:: Dataset rows describing interfaces ::

═══

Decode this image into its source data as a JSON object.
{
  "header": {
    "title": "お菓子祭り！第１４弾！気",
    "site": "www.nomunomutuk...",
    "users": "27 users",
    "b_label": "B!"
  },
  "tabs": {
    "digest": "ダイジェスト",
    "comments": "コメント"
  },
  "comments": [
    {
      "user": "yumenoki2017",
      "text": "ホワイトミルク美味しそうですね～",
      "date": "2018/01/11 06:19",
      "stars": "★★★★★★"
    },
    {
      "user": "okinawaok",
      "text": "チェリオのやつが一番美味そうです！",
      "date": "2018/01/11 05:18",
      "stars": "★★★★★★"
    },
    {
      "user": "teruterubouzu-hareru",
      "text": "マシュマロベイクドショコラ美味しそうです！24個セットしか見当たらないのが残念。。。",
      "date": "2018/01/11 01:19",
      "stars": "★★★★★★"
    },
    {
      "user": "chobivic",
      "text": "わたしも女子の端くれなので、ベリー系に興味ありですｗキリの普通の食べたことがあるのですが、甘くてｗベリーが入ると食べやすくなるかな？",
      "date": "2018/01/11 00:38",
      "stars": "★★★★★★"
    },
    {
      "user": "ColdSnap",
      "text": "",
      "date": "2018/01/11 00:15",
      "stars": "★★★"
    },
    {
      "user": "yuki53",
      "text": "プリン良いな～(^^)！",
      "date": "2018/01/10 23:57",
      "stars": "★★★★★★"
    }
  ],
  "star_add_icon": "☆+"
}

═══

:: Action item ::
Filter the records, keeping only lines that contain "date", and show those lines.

:: Solution for this task ::
      "date": "2018/01/11 06:19",
      "date": "2018/01/11 05:18",
      "date": "2018/01/11 01:19",
      "date": "2018/01/11 00:38",
      "date": "2018/01/11 00:15",
      "date": "2018/01/10 23:57",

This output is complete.